This might be the easiest DIY project to keep your finances warm this winter. Dirty and clogged filters obstruct the flow of air, making your furnace work harder or run longer, which uses more energy. Changing your air filters regularly helps your furnace function easily and efficiently. It is recommended you swap out your old air filters once a season.
Fix air leaks
You have an air leak if you can feel cooler air blowing through a crack or opening. Caulking and weather-stripping are two simple air-sealing techniques that offer quick returns on investment. Add caulk or weather-stripping to seal air leaks around leaky doors and windows, and all cracks and large openings to the outside. Fixing this issue can help you save anywhere from 10 to 20 percent on your energy bill, according to Energy.gov.
Cover drafty windows
Window coverings can be a cost-effective and comforting addition to help you keep the warmth in this season. According to Energy.gov, about 30 percent of a home’s heating energy is lost through the windows. In the winter, it’s generally a good idea to close the blinds or curtains on any windows that aren’t receiving direct sunlight.

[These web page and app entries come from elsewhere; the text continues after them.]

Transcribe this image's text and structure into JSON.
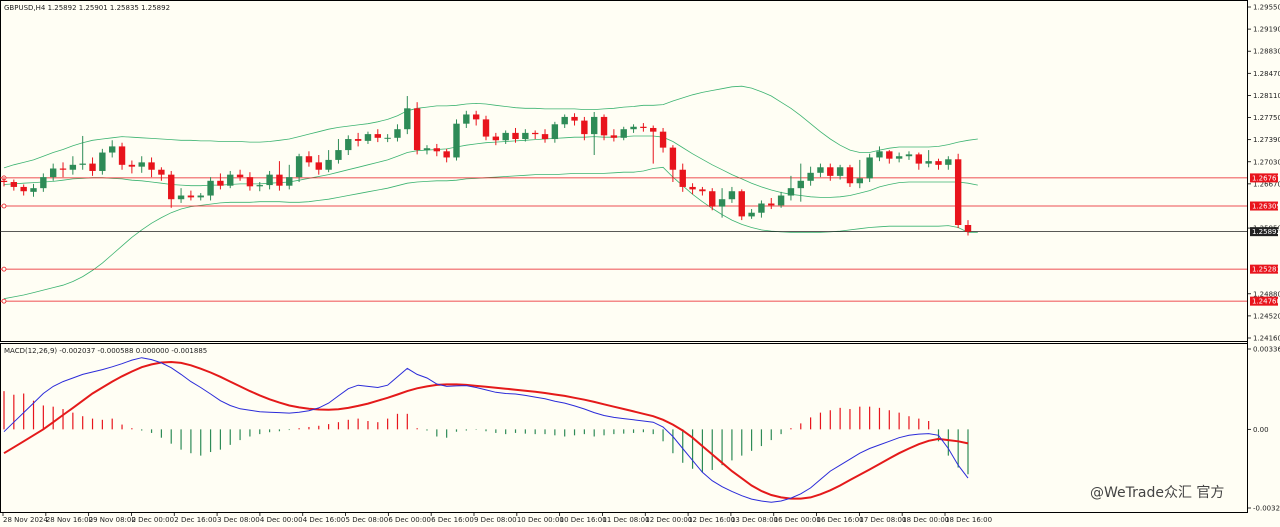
{
  "header": {
    "symbol_info": "GBPUSD,H4  1.25892 1.25901 1.25835 1.25892",
    "macd_info": "MACD(12,26,9) -0.002037 -0.000588 0.000000 -0.001885"
  },
  "watermark": "@WeTrade众汇 官方",
  "colors": {
    "background": "#fffef4",
    "bull": "#2e8b57",
    "bear": "#e8141c",
    "band": "#3cb371",
    "macd": "#2b2bd9",
    "signal": "#e41a1a"
  },
  "chart_data": {
    "type": "candlestick",
    "price_axis": {
      "ylim": [
        1.2416,
        1.2955
      ],
      "ticks": [
        "1.29550",
        "1.29190",
        "1.28830",
        "1.28470",
        "1.28110",
        "1.27750",
        "1.27390",
        "1.27030",
        "1.26670",
        "1.25950",
        "1.24880",
        "1.24520",
        "1.24160"
      ]
    },
    "x_labels": [
      "28 Nov 2024",
      "28 Nov 16:00",
      "29 Nov 08:00",
      "2 Dec 00:00",
      "2 Dec 16:00",
      "3 Dec 08:00",
      "4 Dec 00:00",
      "4 Dec 16:00",
      "5 Dec 08:00",
      "6 Dec 00:00",
      "6 Dec 16:00",
      "9 Dec 08:00",
      "10 Dec 00:00",
      "10 Dec 16:00",
      "11 Dec 08:00",
      "12 Dec 00:00",
      "12 Dec 16:00",
      "13 Dec 08:00",
      "16 Dec 00:00",
      "16 Dec 16:00",
      "17 Dec 08:00",
      "18 Dec 00:00",
      "18 Dec 16:00"
    ],
    "levels": [
      {
        "value": 1.26767,
        "label": "1.26767",
        "color": "#e8141c"
      },
      {
        "value": 1.26309,
        "label": "1.26309",
        "color": "#e8141c"
      },
      {
        "value": 1.25892,
        "label": "1.25892",
        "color": "#222222"
      },
      {
        "value": 1.25281,
        "label": "1.25281",
        "color": "#e8141c"
      },
      {
        "value": 1.2476,
        "label": "1.24760",
        "color": "#e8141c"
      }
    ],
    "candles": [
      [
        1.2672,
        1.267,
        1.2663,
        1.2678
      ],
      [
        1.267,
        1.2662,
        1.2656,
        1.2674
      ],
      [
        1.2662,
        1.2655,
        1.2648,
        1.2666
      ],
      [
        1.2654,
        1.266,
        1.2646,
        1.2667
      ],
      [
        1.266,
        1.2678,
        1.2654,
        1.2684
      ],
      [
        1.2678,
        1.2692,
        1.2672,
        1.27
      ],
      [
        1.2692,
        1.269,
        1.2678,
        1.2702
      ],
      [
        1.269,
        1.2698,
        1.2682,
        1.2712
      ],
      [
        1.2698,
        1.27,
        1.269,
        1.2745
      ],
      [
        1.27,
        1.2688,
        1.268,
        1.271
      ],
      [
        1.2688,
        1.2718,
        1.2682,
        1.2724
      ],
      [
        1.2718,
        1.2728,
        1.271,
        1.2738
      ],
      [
        1.2728,
        1.2698,
        1.269,
        1.2734
      ],
      [
        1.2698,
        1.2695,
        1.2684,
        1.2705
      ],
      [
        1.2695,
        1.2702,
        1.2685,
        1.2712
      ],
      [
        1.2702,
        1.269,
        1.2678,
        1.271
      ],
      [
        1.269,
        1.2682,
        1.2672,
        1.2694
      ],
      [
        1.2682,
        1.2642,
        1.2628,
        1.2688
      ],
      [
        1.2642,
        1.2648,
        1.2636,
        1.266
      ],
      [
        1.2648,
        1.2645,
        1.264,
        1.2656
      ],
      [
        1.2645,
        1.2648,
        1.264,
        1.2652
      ],
      [
        1.2648,
        1.2672,
        1.264,
        1.2678
      ],
      [
        1.2672,
        1.2664,
        1.2658,
        1.2684
      ],
      [
        1.2664,
        1.2682,
        1.266,
        1.2688
      ],
      [
        1.2682,
        1.2678,
        1.2672,
        1.269
      ],
      [
        1.2678,
        1.2663,
        1.2656,
        1.2686
      ],
      [
        1.2663,
        1.2665,
        1.2655,
        1.267
      ],
      [
        1.2665,
        1.2682,
        1.2658,
        1.2688
      ],
      [
        1.2682,
        1.2664,
        1.2656,
        1.2704
      ],
      [
        1.2664,
        1.2678,
        1.2658,
        1.2698
      ],
      [
        1.2678,
        1.2712,
        1.267,
        1.2716
      ],
      [
        1.2712,
        1.2702,
        1.2695,
        1.272
      ],
      [
        1.2702,
        1.269,
        1.2682,
        1.2714
      ],
      [
        1.269,
        1.2706,
        1.2686,
        1.2722
      ],
      [
        1.2706,
        1.2722,
        1.27,
        1.274
      ],
      [
        1.2722,
        1.274,
        1.2714,
        1.2746
      ],
      [
        1.274,
        1.2737,
        1.2728,
        1.275
      ],
      [
        1.2737,
        1.2748,
        1.2732,
        1.2752
      ],
      [
        1.2748,
        1.2742,
        1.2735,
        1.2756
      ],
      [
        1.2742,
        1.2742,
        1.2735,
        1.2748
      ],
      [
        1.2742,
        1.2756,
        1.2736,
        1.2764
      ],
      [
        1.2756,
        1.279,
        1.2748,
        1.281
      ],
      [
        1.279,
        1.2722,
        1.2715,
        1.28
      ],
      [
        1.2722,
        1.2725,
        1.2715,
        1.273
      ],
      [
        1.2725,
        1.272,
        1.2712,
        1.2732
      ],
      [
        1.272,
        1.271,
        1.2702,
        1.2724
      ],
      [
        1.271,
        1.2765,
        1.2705,
        1.2772
      ],
      [
        1.2765,
        1.278,
        1.2758,
        1.2786
      ],
      [
        1.278,
        1.2772,
        1.2762,
        1.2786
      ],
      [
        1.2772,
        1.2744,
        1.2738,
        1.2778
      ],
      [
        1.2744,
        1.2738,
        1.273,
        1.275
      ],
      [
        1.2738,
        1.275,
        1.2732,
        1.2754
      ],
      [
        1.275,
        1.274,
        1.2734,
        1.2758
      ],
      [
        1.274,
        1.275,
        1.2736,
        1.2756
      ],
      [
        1.275,
        1.2748,
        1.274,
        1.2754
      ],
      [
        1.2748,
        1.274,
        1.2734,
        1.2756
      ],
      [
        1.274,
        1.2764,
        1.2734,
        1.2768
      ],
      [
        1.2764,
        1.2776,
        1.2758,
        1.278
      ],
      [
        1.2776,
        1.277,
        1.2762,
        1.2782
      ],
      [
        1.277,
        1.2748,
        1.2738,
        1.2776
      ],
      [
        1.2748,
        1.2776,
        1.2714,
        1.2784
      ],
      [
        1.2776,
        1.2746,
        1.2738,
        1.278
      ],
      [
        1.2746,
        1.2742,
        1.2736,
        1.2756
      ],
      [
        1.2742,
        1.2756,
        1.2738,
        1.276
      ],
      [
        1.2756,
        1.276,
        1.275,
        1.2764
      ],
      [
        1.276,
        1.2758,
        1.2752,
        1.2766
      ],
      [
        1.2758,
        1.2752,
        1.27,
        1.2762
      ],
      [
        1.2752,
        1.2726,
        1.2718,
        1.2758
      ],
      [
        1.2726,
        1.269,
        1.267,
        1.273
      ],
      [
        1.269,
        1.2662,
        1.2654,
        1.27
      ],
      [
        1.2662,
        1.2658,
        1.265,
        1.2668
      ],
      [
        1.2658,
        1.2655,
        1.2648,
        1.2662
      ],
      [
        1.2655,
        1.263,
        1.2624,
        1.266
      ],
      [
        1.263,
        1.2642,
        1.2612,
        1.266
      ],
      [
        1.2642,
        1.2655,
        1.2636,
        1.2662
      ],
      [
        1.2655,
        1.2614,
        1.2608,
        1.2658
      ],
      [
        1.2614,
        1.262,
        1.261,
        1.2626
      ],
      [
        1.262,
        1.2635,
        1.2612,
        1.264
      ],
      [
        1.2635,
        1.2632,
        1.2626,
        1.2644
      ],
      [
        1.2632,
        1.2648,
        1.2628,
        1.2654
      ],
      [
        1.2648,
        1.266,
        1.264,
        1.268
      ],
      [
        1.266,
        1.2672,
        1.2638,
        1.27
      ],
      [
        1.2672,
        1.2685,
        1.2664,
        1.2695
      ],
      [
        1.2685,
        1.2694,
        1.2678,
        1.27
      ],
      [
        1.2694,
        1.268,
        1.2672,
        1.27
      ],
      [
        1.268,
        1.2694,
        1.2674,
        1.2698
      ],
      [
        1.2694,
        1.2668,
        1.2662,
        1.2698
      ],
      [
        1.2668,
        1.2676,
        1.266,
        1.2706
      ],
      [
        1.2676,
        1.271,
        1.267,
        1.2716
      ],
      [
        1.271,
        1.272,
        1.2704,
        1.2728
      ],
      [
        1.272,
        1.2708,
        1.27,
        1.2722
      ],
      [
        1.2708,
        1.2712,
        1.2702,
        1.2718
      ],
      [
        1.2712,
        1.2715,
        1.2706,
        1.272
      ],
      [
        1.2715,
        1.27,
        1.269,
        1.2718
      ],
      [
        1.27,
        1.2704,
        1.2694,
        1.2722
      ],
      [
        1.2704,
        1.2698,
        1.269,
        1.2708
      ],
      [
        1.2698,
        1.2707,
        1.269,
        1.2712
      ],
      [
        1.2707,
        1.26,
        1.2595,
        1.2716
      ],
      [
        1.26,
        1.2589,
        1.2583,
        1.2608
      ]
    ],
    "bands": {
      "upper": [
        1.2693,
        1.2698,
        1.2702,
        1.2706,
        1.2712,
        1.2718,
        1.2723,
        1.2729,
        1.2734,
        1.2738,
        1.274,
        1.2742,
        1.2744,
        1.2743,
        1.2742,
        1.2741,
        1.274,
        1.2739,
        1.2738,
        1.2738,
        1.2737,
        1.2737,
        1.2736,
        1.2736,
        1.2736,
        1.2735,
        1.2735,
        1.2736,
        1.2738,
        1.274,
        1.2744,
        1.2748,
        1.2752,
        1.2756,
        1.2759,
        1.2761,
        1.2763,
        1.2765,
        1.2768,
        1.2772,
        1.2778,
        1.2786,
        1.279,
        1.2792,
        1.2794,
        1.2794,
        1.2795,
        1.2797,
        1.2798,
        1.2797,
        1.2795,
        1.2793,
        1.2791,
        1.279,
        1.279,
        1.2789,
        1.2789,
        1.2789,
        1.2789,
        1.2788,
        1.2788,
        1.2789,
        1.279,
        1.2792,
        1.2793,
        1.2795,
        1.2795,
        1.2796,
        1.2802,
        1.2807,
        1.2812,
        1.2816,
        1.2819,
        1.2822,
        1.2825,
        1.2826,
        1.2823,
        1.2817,
        1.281,
        1.28,
        1.279,
        1.2778,
        1.2765,
        1.2752,
        1.274,
        1.273,
        1.2722,
        1.2718,
        1.2718,
        1.2722,
        1.2725,
        1.2727,
        1.2727,
        1.2727,
        1.2727,
        1.2728,
        1.2731,
        1.2735,
        1.2738,
        1.274
      ],
      "middle": [
        1.2666,
        1.2667,
        1.2668,
        1.2669,
        1.267,
        1.2671,
        1.2673,
        1.2675,
        1.2676,
        1.2677,
        1.2677,
        1.2676,
        1.2675,
        1.2673,
        1.2672,
        1.267,
        1.2668,
        1.2666,
        1.2665,
        1.2664,
        1.2664,
        1.2665,
        1.2665,
        1.2666,
        1.2667,
        1.2667,
        1.2667,
        1.2668,
        1.2669,
        1.267,
        1.2673,
        1.2676,
        1.2679,
        1.2682,
        1.2686,
        1.269,
        1.2694,
        1.2698,
        1.2702,
        1.2706,
        1.2712,
        1.2718,
        1.2721,
        1.2722,
        1.2723,
        1.2724,
        1.2727,
        1.273,
        1.2732,
        1.2734,
        1.2735,
        1.2736,
        1.2737,
        1.2738,
        1.2739,
        1.274,
        1.2741,
        1.2742,
        1.2743,
        1.2743,
        1.2744,
        1.2743,
        1.2743,
        1.2744,
        1.2745,
        1.2745,
        1.2745,
        1.2743,
        1.2736,
        1.2726,
        1.2716,
        1.2707,
        1.2698,
        1.269,
        1.2682,
        1.2675,
        1.2668,
        1.2662,
        1.2657,
        1.2653,
        1.265,
        1.2648,
        1.2646,
        1.2645,
        1.2645,
        1.2646,
        1.2648,
        1.2652,
        1.2656,
        1.2662,
        1.2666,
        1.2669,
        1.267,
        1.267,
        1.267,
        1.267,
        1.267,
        1.267,
        1.2668,
        1.2665
      ],
      "lower": [
        1.248,
        1.2483,
        1.2486,
        1.249,
        1.2494,
        1.2498,
        1.2502,
        1.2508,
        1.2516,
        1.2526,
        1.2538,
        1.2552,
        1.2566,
        1.258,
        1.2592,
        1.2603,
        1.2612,
        1.262,
        1.2626,
        1.263,
        1.2632,
        1.2634,
        1.2636,
        1.2637,
        1.2637,
        1.2637,
        1.2638,
        1.2638,
        1.2638,
        1.2637,
        1.2637,
        1.2638,
        1.264,
        1.2642,
        1.2645,
        1.2648,
        1.2651,
        1.2654,
        1.2657,
        1.266,
        1.2664,
        1.2668,
        1.267,
        1.2671,
        1.2672,
        1.2672,
        1.2673,
        1.2675,
        1.2676,
        1.2677,
        1.2678,
        1.2679,
        1.268,
        1.2681,
        1.2682,
        1.2682,
        1.2682,
        1.2683,
        1.2684,
        1.2684,
        1.2684,
        1.2684,
        1.2685,
        1.2686,
        1.2686,
        1.2688,
        1.2692,
        1.2694,
        1.2678,
        1.2664,
        1.265,
        1.2638,
        1.2627,
        1.2617,
        1.2608,
        1.2601,
        1.2596,
        1.2592,
        1.259,
        1.2589,
        1.2588,
        1.2588,
        1.2588,
        1.2588,
        1.2589,
        1.259,
        1.2592,
        1.2594,
        1.2596,
        1.2597,
        1.2598,
        1.2598,
        1.2598,
        1.2598,
        1.2598,
        1.2598,
        1.2599,
        1.2596,
        1.2588,
        1.2588
      ]
    },
    "macd": {
      "ylim": [
        -0.003293,
        0.003364
      ],
      "ticks": [
        "0.003364",
        "0.00",
        "-0.003293"
      ],
      "histogram": [
        0.0016,
        0.00145,
        0.0015,
        0.0012,
        0.001,
        0.00095,
        0.00085,
        0.0007,
        0.00055,
        0.00045,
        0.0004,
        0.00045,
        0.0002,
        5e-05,
        -5e-05,
        -0.00015,
        -0.00035,
        -0.0006,
        -0.00085,
        -0.001,
        -0.0011,
        -0.00095,
        -0.00085,
        -0.00065,
        -0.00045,
        -0.0003,
        -0.0002,
        -0.00012,
        -8e-05,
        -3e-05,
        5e-05,
        0.0001,
        0.00015,
        0.00022,
        0.0003,
        0.0004,
        0.00045,
        0.00035,
        0.0003,
        0.00045,
        0.00065,
        0.00065,
        5e-05,
        -5e-05,
        -0.0003,
        -0.00035,
        -0.0001,
        -5e-05,
        -2e-05,
        -8e-05,
        -0.00015,
        -0.0002,
        -0.00015,
        -0.00018,
        -0.0002,
        -0.0002,
        -0.00025,
        -0.0003,
        -0.00025,
        -0.0002,
        -0.0003,
        -0.00025,
        -0.0002,
        -0.00018,
        -0.00015,
        -0.00012,
        -0.0002,
        -0.0005,
        -0.001,
        -0.0014,
        -0.00165,
        -0.0018,
        -0.0017,
        -0.0015,
        -0.0013,
        -0.0011,
        -0.0009,
        -0.0007,
        -0.00045,
        -0.0002,
        5e-05,
        0.00025,
        0.0005,
        0.0007,
        0.0008,
        0.0009,
        0.00085,
        0.00095,
        0.00095,
        0.0009,
        0.0008,
        0.0007,
        0.00055,
        0.00045,
        0.00035,
        -0.0005,
        -0.0011,
        -0.0016,
        -0.00188
      ],
      "macd_line": [
        -0.0001,
        0.0003,
        0.0007,
        0.0011,
        0.0015,
        0.0018,
        0.002,
        0.00215,
        0.0023,
        0.0024,
        0.0025,
        0.00262,
        0.00275,
        0.0029,
        0.003,
        0.00292,
        0.00278,
        0.00258,
        0.0023,
        0.002,
        0.00175,
        0.00148,
        0.0012,
        0.001,
        0.00086,
        0.0008,
        0.00074,
        0.00072,
        0.0007,
        0.00068,
        0.00072,
        0.00078,
        0.0009,
        0.0011,
        0.0014,
        0.0017,
        0.00185,
        0.0018,
        0.00175,
        0.00185,
        0.0022,
        0.00255,
        0.0023,
        0.00215,
        0.0019,
        0.0018,
        0.00182,
        0.00183,
        0.00175,
        0.00165,
        0.00155,
        0.0015,
        0.00148,
        0.00142,
        0.00135,
        0.00128,
        0.00118,
        0.0011,
        0.00098,
        0.00085,
        0.0007,
        0.00058,
        0.0005,
        0.00045,
        0.0004,
        0.00035,
        0.0003,
        0.0001,
        -0.0003,
        -0.0008,
        -0.0013,
        -0.0018,
        -0.00215,
        -0.0024,
        -0.0026,
        -0.00278,
        -0.00292,
        -0.003,
        -0.00305,
        -0.003,
        -0.00288,
        -0.0027,
        -0.00245,
        -0.0021,
        -0.00175,
        -0.0015,
        -0.00125,
        -0.001,
        -0.0008,
        -0.00065,
        -0.0005,
        -0.00035,
        -0.00025,
        -0.0002,
        -0.00018,
        -0.00025,
        -0.0008,
        -0.0015,
        -0.00204
      ],
      "signal_line": [
        -0.001,
        -0.00075,
        -0.0005,
        -0.00025,
        0.0,
        0.0003,
        0.0006,
        0.0009,
        0.0012,
        0.0015,
        0.00175,
        0.002,
        0.00222,
        0.00242,
        0.0026,
        0.00272,
        0.0028,
        0.00282,
        0.00278,
        0.00268,
        0.00254,
        0.00238,
        0.0022,
        0.002,
        0.0018,
        0.0016,
        0.00142,
        0.00126,
        0.00112,
        0.001,
        0.00092,
        0.00086,
        0.00083,
        0.00082,
        0.00084,
        0.0009,
        0.00098,
        0.00108,
        0.0012,
        0.00132,
        0.00146,
        0.0016,
        0.00172,
        0.0018,
        0.00186,
        0.00188,
        0.00188,
        0.00186,
        0.00182,
        0.00178,
        0.00174,
        0.0017,
        0.00166,
        0.00162,
        0.00157,
        0.00152,
        0.00146,
        0.0014,
        0.00132,
        0.00124,
        0.00115,
        0.00105,
        0.00095,
        0.00085,
        0.00075,
        0.00065,
        0.00055,
        0.0004,
        0.0002,
        -5e-05,
        -0.00035,
        -0.0007,
        -0.00105,
        -0.0014,
        -0.00175,
        -0.00205,
        -0.00235,
        -0.00258,
        -0.00275,
        -0.00285,
        -0.0029,
        -0.0029,
        -0.00285,
        -0.00272,
        -0.00255,
        -0.00235,
        -0.00212,
        -0.0019,
        -0.00168,
        -0.00145,
        -0.00122,
        -0.001,
        -0.0008,
        -0.00062,
        -0.00048,
        -0.0004,
        -0.00045,
        -0.0005,
        -0.00059
      ]
    }
  }
}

You might also consider using a thicker set of curtains during the winter to add an extra level of insulation.
With a little preparation, you’ll find yourself and your finances keeping warm all winter long.